Seagate Specifications
Features


Specifications
Capacity and Interface Reliability/Data Integrity Power Requirements
Environmental
Physical
Warranty

Western Digital Specifications
Features

Specifications
Performance Seek Times (Average) Transfer Rates: Shock: Acoustics: Temperature (Metric) Humidity Altitude (Metric) Vibration Warranty Warranty

Test Setup

Test Results

For testing these drives I used the OCC standard: HDTach, SisoftSandra, and Windows Load Times. Results are as follows:

HDTach Results



Sisoft Sandra Results











Windows Boot Time


As we can see from the graphs, the drives are nearly equal, though the Seagate takes a slight lead in several areas. It may not be much of a difference, but it’s still a difference. The Seagate is slower only in the Burst Speed test.

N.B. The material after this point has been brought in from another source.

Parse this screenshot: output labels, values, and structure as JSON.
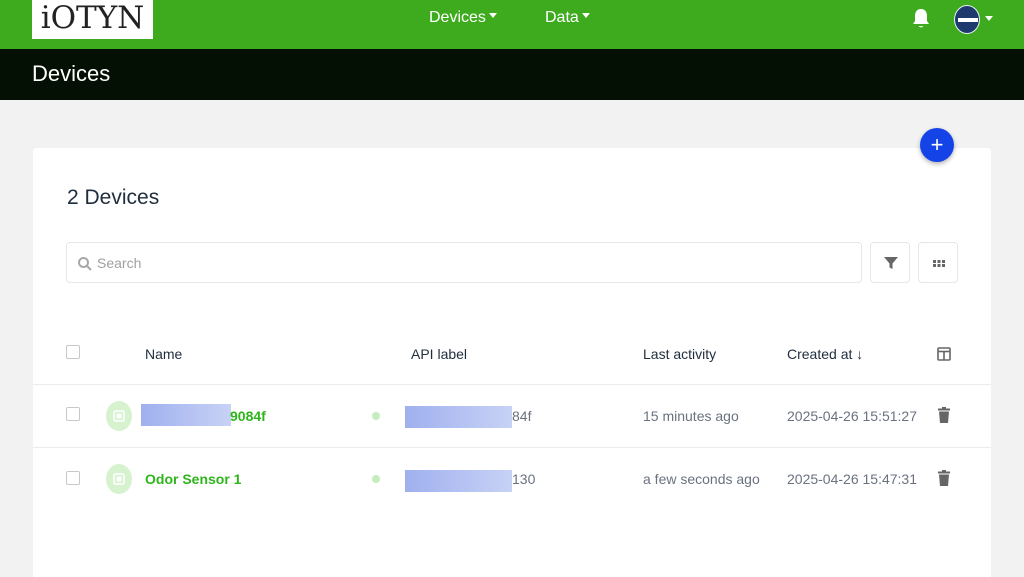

Conclusion
As we can see from the tests above, the Seagate wins in most of the tests. For the experienced or even novice computer techies, the Seagate would be a better choice. With a 5 year warranty, compared to the Western Digital’s 3 years, the Seagate comes in as slightly cheaper, though that may also depend on your supplier. But this, in my eyes, makes the Seagate a better overall drive. Longer warranty, cheaper, and slightly higher speeds give the Seagate an A+ in my books. So whether you are a gamer, performance nut, or an average user, this Seagate SATA2 16MB Cache drive is for you.

Pros

Cons